§ From John Gavino
7 August 1804, Gibraltar. No. 156. “Since I had the honour of adressing you under 3d: Inst: I have not been favourd with any of your Commands.
“I Yesterday received a Letter from Coll. Lear of algeir1 wherein he inclosed me abstracts from Commodor Pribles Letter to him 19t: June, & Mr: Davies—Charge of the Consulate at Tunis 22d: June.2 I herewith inclose Copy of said abstracts for your information, In my above last inclosed Copy of one from Consul Simpson, under 2d: Instant, I have a further letter from said Gentleman accompanying one for Comodor Barron which will be deliverd on arrival, he tells me it would be proper just now that the Squadron shewed themselves on the Emperour of Morroccos Coast.”
RC and enclosures (DNA: RG 59, CD, Gibraltar, vol. 2). RC 1 p.; docketed by Wagner as received 25 Sept. For enclosures, see nn.
1. Gavino enclosed an extract of Tobias Lear’s letter to him of 19 July 1804 (2 pp.; docketed by Wagner) reporting the activities of a man who called himself a marabout, who had captured fifty-four French fishermen and, rumor had it, had attacked the city of Constantine with thirty thousand men. The dey of Algiers had sent two armed schooners to capture him “or at least to prevent him from Capturing Vessells.”

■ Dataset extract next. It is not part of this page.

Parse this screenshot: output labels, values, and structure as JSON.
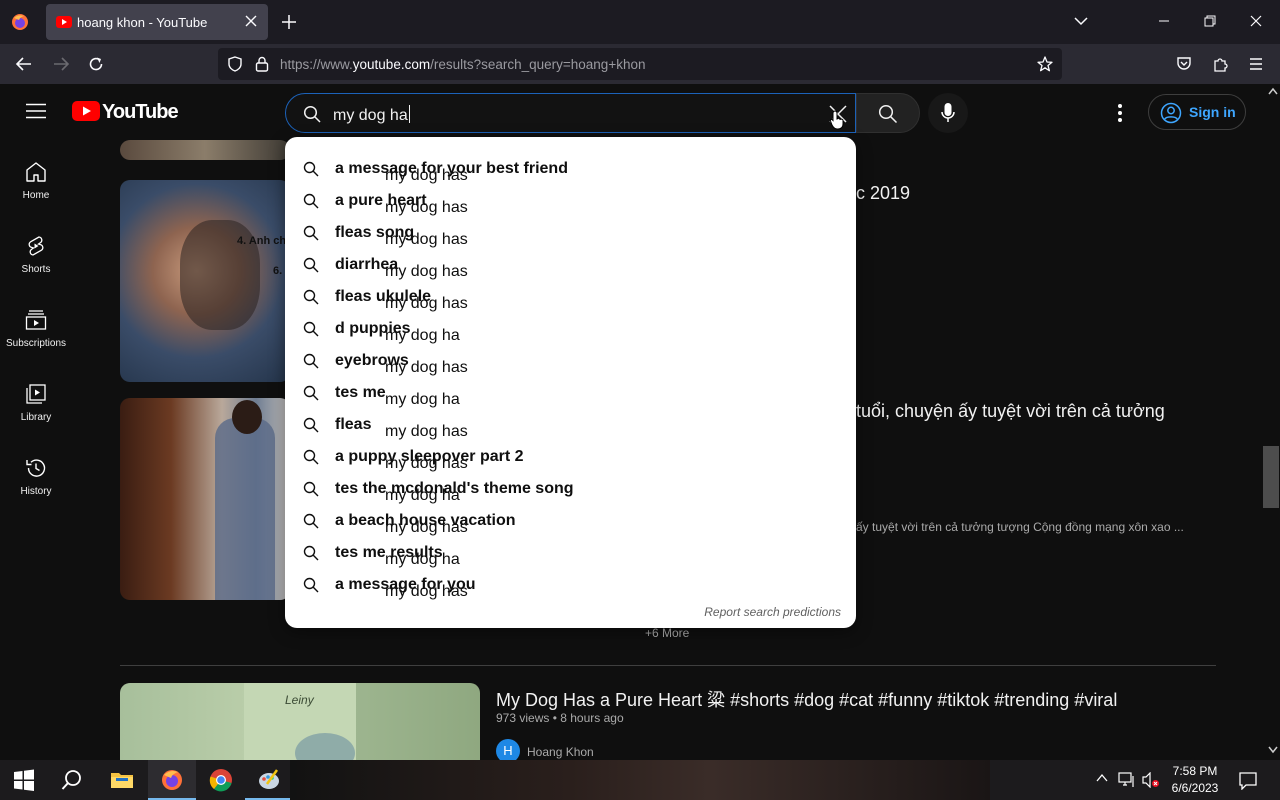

2. Gavino enclosed extracts of Edward Preble to Lear, 19 June 1804 (4 pp.), reporting the failure of Richard O’Brien’s peace overtures, Preble’s preparations for an attack on Tripoli, and Russian intervention on behalf of the imprisoned Americans at Tripoli and commenting on U.S. relations with Tunis; and George Davis to Lear, 22 June 1804 (2 pp.), assuring Lear that the complaints of the bey of Tunis gave Davis “no uneasiness” and that “no difficulty shall arise ⟨w⟩hich I will not be perfectly prepared to meet.” Davis went on to state that a continuance of peace between the regency and the U.S. depended on the presence of the U.S. Navy in and around Tunis.